[WORK REQUEST] Only the lines with "notes" in the entries below belong in the answer; please copy them.

** Opening WORKING DATA block **

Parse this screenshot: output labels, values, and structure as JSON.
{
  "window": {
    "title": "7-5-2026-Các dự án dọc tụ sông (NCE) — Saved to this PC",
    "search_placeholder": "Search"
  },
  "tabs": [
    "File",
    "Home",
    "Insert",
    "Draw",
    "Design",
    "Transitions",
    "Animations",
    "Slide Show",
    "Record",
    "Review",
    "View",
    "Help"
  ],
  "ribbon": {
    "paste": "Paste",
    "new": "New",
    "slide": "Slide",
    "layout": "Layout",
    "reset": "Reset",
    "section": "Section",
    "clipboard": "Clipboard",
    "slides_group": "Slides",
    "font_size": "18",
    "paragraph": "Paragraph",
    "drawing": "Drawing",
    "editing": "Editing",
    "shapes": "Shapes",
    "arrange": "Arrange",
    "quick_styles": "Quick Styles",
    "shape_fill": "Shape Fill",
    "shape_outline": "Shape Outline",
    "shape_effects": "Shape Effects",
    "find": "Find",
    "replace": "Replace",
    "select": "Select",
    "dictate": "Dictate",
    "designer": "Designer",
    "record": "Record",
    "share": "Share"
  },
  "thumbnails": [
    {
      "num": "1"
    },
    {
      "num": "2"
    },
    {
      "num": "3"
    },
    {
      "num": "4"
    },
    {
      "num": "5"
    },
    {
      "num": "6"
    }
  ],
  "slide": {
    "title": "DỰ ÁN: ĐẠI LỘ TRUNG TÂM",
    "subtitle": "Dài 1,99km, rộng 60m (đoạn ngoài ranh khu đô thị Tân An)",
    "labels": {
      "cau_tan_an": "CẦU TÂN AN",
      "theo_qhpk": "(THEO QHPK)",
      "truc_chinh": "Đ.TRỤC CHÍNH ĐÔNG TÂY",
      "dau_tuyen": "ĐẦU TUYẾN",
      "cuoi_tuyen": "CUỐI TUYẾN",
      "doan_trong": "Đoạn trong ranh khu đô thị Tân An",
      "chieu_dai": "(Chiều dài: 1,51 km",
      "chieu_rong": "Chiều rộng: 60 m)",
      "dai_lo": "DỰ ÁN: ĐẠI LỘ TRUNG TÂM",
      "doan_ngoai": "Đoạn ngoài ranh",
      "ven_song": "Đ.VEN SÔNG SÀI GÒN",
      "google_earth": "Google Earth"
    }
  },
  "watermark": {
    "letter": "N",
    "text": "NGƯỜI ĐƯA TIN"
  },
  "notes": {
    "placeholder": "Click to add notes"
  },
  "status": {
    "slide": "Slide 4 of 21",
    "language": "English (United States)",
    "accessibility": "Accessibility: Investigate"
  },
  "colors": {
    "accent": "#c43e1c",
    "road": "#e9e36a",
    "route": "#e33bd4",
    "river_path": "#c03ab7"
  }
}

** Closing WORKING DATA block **

[RESULT]
  "notes": {
    "placeholder": "Click to add notes"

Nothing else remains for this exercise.